Takashi Murakami, ‘The World of Sphere’, (diptych), 2003, acrylic on canvas, 350 x 350 cm.
The artist combined this tradition of two-dimensionality with his youthful preoccupation with the bombings of Japan during the Second World War. Murakami states that the relationship between war and art is a predominant concern in his work. Flower Superflat, a famous example of Superflat art by Murakami, which shows that Japan is becoming a nation like all the others. Represented in the identical flowers, Japan is slowly becoming an indistinguishable flower in a bouquet, losing all the colors and qualities that made her unique, thus losing her individuality. The consumer culture and lack of traditional values and morals does not make Japan stand out from the other countries anymore. The country is becoming “super flat.”
Takashi Murakami, Flower Superflat, 2004, Lithograph, 68.4×68.4cm.
Who are Japan’s Superflat artists?
The group exhibition “Superflat,” held at MoCA Gallery, California, in 2001 included the following Japanese artists, designers, and cartoonists who either influenced or became known as Superflat artists:
- Takashi Murakami
- Yoshitomo Nara
- Chiho Aoshima
- Aya Takano
In addition, Murakami runs Kaikai Kiki Co. Ltd, an art production company promoting the movement. In Tokyo, he has started a twice- yearly art fair called GESAI that seeks to foster up and coming talent in Japan. Their work is not limited to paintings or digital prints. For instance, Chiho Aoshima’s work has lent itself to mural design. Her work can be seen on the walls of the 14th Street-Union Square subway station in New York City, and on display in the Gloucester Road Tube Station in London.
Chiho Aoshima, City Glow
- What are the dialogues among Superflat artists? What characteristics do they share in common? What differentiates them?
- As an example of the effect of Murakami’s discursive dominance over conversations of Japanese art in North America, my paper will study how Superflat influences the perception of Japanese contemporary in the United States. How Superflat art creates a new identity of Japan?
- Why Superflat is important for today’s art world?

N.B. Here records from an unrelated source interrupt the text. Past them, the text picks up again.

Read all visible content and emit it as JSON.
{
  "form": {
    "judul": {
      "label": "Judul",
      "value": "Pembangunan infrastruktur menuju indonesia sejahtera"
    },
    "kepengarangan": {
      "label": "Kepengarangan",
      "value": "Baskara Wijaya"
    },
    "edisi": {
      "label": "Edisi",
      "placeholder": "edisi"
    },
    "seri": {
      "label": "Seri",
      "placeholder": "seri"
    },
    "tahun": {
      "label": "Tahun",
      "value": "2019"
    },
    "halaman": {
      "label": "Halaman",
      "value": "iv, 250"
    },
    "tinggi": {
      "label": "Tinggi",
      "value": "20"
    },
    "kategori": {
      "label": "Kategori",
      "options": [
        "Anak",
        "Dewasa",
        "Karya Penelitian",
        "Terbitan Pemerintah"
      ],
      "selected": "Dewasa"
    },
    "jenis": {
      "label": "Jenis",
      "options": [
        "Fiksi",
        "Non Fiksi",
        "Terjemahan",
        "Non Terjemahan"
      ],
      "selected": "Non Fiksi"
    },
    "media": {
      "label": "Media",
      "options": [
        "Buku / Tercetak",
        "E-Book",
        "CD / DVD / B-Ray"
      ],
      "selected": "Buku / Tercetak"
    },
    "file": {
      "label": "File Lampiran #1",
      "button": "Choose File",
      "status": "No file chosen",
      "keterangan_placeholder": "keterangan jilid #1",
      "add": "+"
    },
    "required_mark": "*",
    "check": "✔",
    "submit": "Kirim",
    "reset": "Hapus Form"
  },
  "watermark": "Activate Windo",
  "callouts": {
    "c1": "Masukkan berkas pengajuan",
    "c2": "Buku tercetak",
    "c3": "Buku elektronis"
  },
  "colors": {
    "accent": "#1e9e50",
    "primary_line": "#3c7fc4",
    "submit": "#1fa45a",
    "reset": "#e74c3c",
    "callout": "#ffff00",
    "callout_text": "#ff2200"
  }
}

Bibliography so far
- Looser, Thomas. “Superflat and the Layers of Image and History in 1990s Japan.” Mechademia 1.1 (2006): 92-109.
- Lisica, Cindy. Multiple Dimensions of the Superflat: The Work of Takashi Murakami, ProQuest Dissertations Publishing, 2005.
- Cooper, Jacqueline. “Superflat.” New Art Examiner 64 (2001).
- Gioni, Massimiliano1. “Takashi Murakami: SUPERFLAT to SUPERNATURAL.” Flash Art International, vol. 45, no. 284, May/Jun2012, pp. 52-56.
- Steinberg, Marc A. Emerging from Flatness: Murakami Takashi and Superflat Aesthetics, ProQuest Dissertations Publishing, 2002.
- LI, JINYING. “From Superflat Windows to Facebook Walls: Mobility and Multiplicity of an Animated Shopping Gaze.” Mechademia, vol. 7, no. 1, 2012, pp. 203-221.
- STEINBERG, MARC. “Otaku Consumption, Superflat Art and the Return to Edo.” Japan Forum, vol. 16, no. 3, 2004, pp. 449-471, doi:10.1080/0955580042000257927.
- Raymond, Andrew Colin. Re-evaluating Murakami’s Superflat: toward a contextualized interpretation of contemporary Japanese art. Diss. 2015.
- (Book) Favell, Adrian. Before and After Superflat: A Short History of Japanese Contemporary Art, 1990-2011. Blue Kingfisher, Hong Kong, 2011.